• Task prompt: Return all lines from the listing below in which the string "triangle" occurs.

• Data supplied:

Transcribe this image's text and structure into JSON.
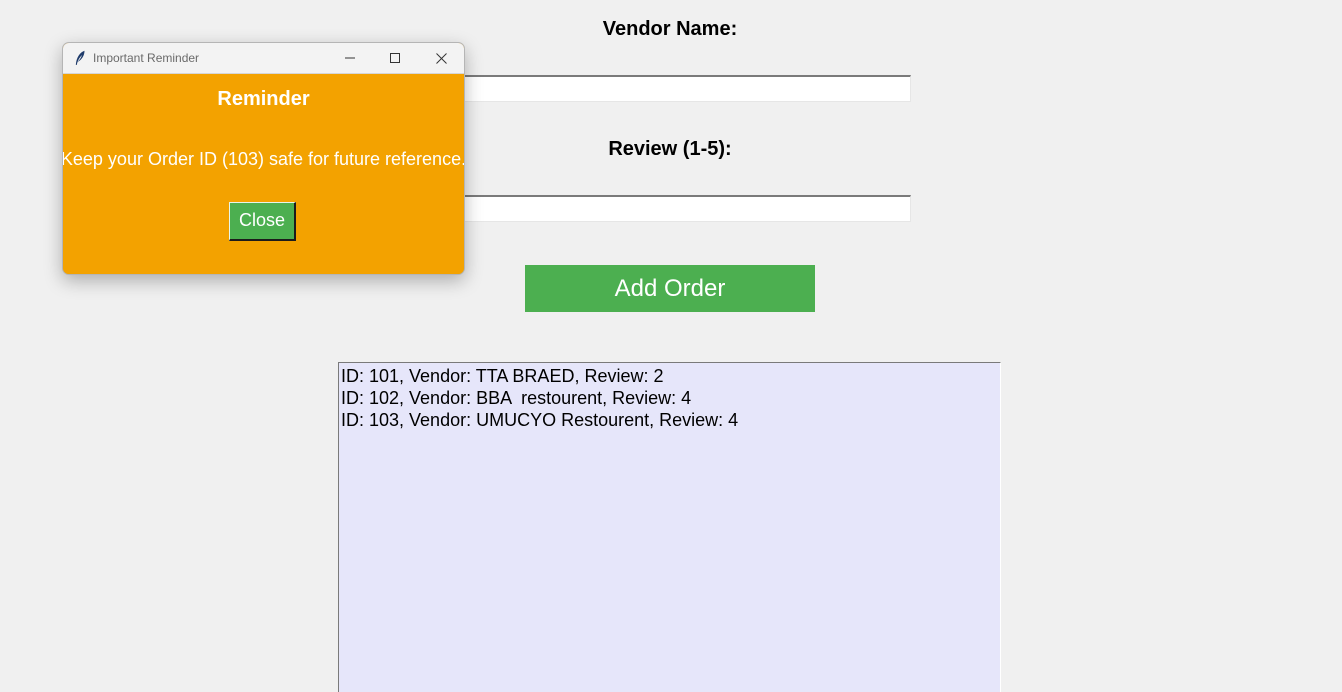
{
  "form": {
    "vendor_label": "Vendor Name:",
    "vendor_value": "",
    "review_label": "Review (1-5):",
    "review_value": "",
    "add_button": "Add Order"
  },
  "orders": [
    "ID: 101, Vendor: TTA BRAED, Review: 2",
    "ID: 102, Vendor: BBA  restourent, Review: 4",
    "ID: 103, Vendor: UMUCYO Restourent, Review: 4"
  ],
  "popup": {
    "window_title": "Important Reminder",
    "heading": "Reminder",
    "message": "Keep your Order ID (103) safe for future reference.",
    "close_button": "Close",
    "icons": {
      "app": "feather-icon",
      "minimize": "minimize-icon",
      "maximize": "maximize-icon",
      "close": "close-icon"
    }
  },
  "colors": {
    "background": "#f0f0f0",
    "popup_background": "#f3a200",
    "button_green": "#4caf50",
    "listbox_background": "#e6e6fa"
  }
}
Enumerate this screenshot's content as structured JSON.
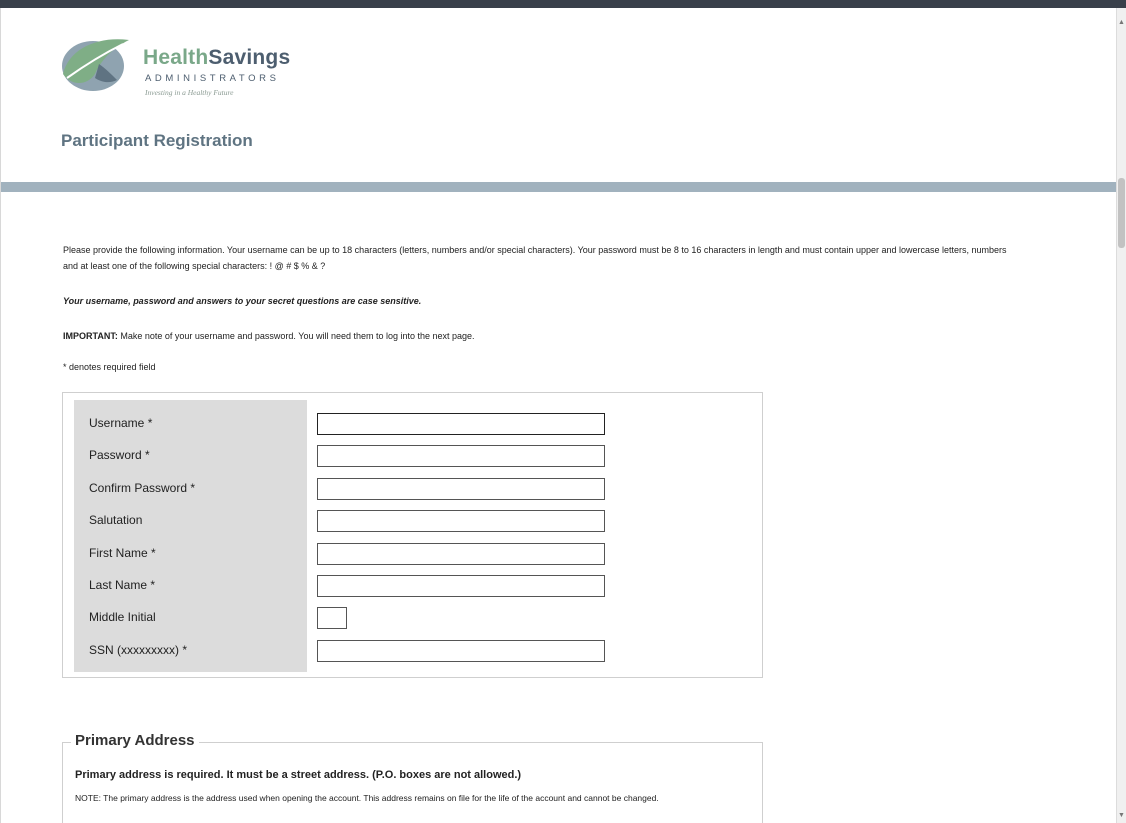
{
  "brand": {
    "word_1": "Health",
    "word_2": "Savings",
    "subtitle": "ADMINISTRATORS",
    "tagline": "Investing in a Healthy Future",
    "colors": {
      "green": "#7aa889",
      "slate": "#4d5e6f",
      "header_bar": "#a1b2be"
    }
  },
  "page": {
    "title": "Participant Registration"
  },
  "instructions": {
    "intro": "Please provide the following information. Your username can be up to 18 characters (letters, numbers and/or special characters). Your password must be 8 to 16 characters in length and must contain upper and lowercase letters, numbers and at least one of the following special characters: ! @ # $ % & ?",
    "case_sensitive": "Your username, password and answers to your secret questions are case sensitive.",
    "important_label": "IMPORTANT:",
    "important_text": " Make note of your username and password. You will need them to log into the next page.",
    "required_note": "* denotes required field"
  },
  "form": {
    "fields": [
      {
        "label": "Username *",
        "value": ""
      },
      {
        "label": "Password *",
        "value": ""
      },
      {
        "label": "Confirm Password *",
        "value": ""
      },
      {
        "label": "Salutation",
        "value": ""
      },
      {
        "label": "First Name *",
        "value": ""
      },
      {
        "label": "Last Name *",
        "value": ""
      },
      {
        "label": "Middle Initial",
        "value": ""
      },
      {
        "label": "SSN (xxxxxxxxx) *",
        "value": ""
      }
    ]
  },
  "primary_address": {
    "legend": "Primary Address",
    "required_text": "Primary address is required. It must be a street address. (P.O. boxes are not allowed.)",
    "note": "NOTE: The primary address is the address used when opening the account. This address remains on file for the life of the account and cannot be changed."
  },
  "scrollbar": {
    "up_icon": "triangle-up-icon",
    "down_icon": "triangle-down-icon"
  }
}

• Task response:
    "up_icon": "triangle-up-icon",
    "down_icon": "triangle-down-icon"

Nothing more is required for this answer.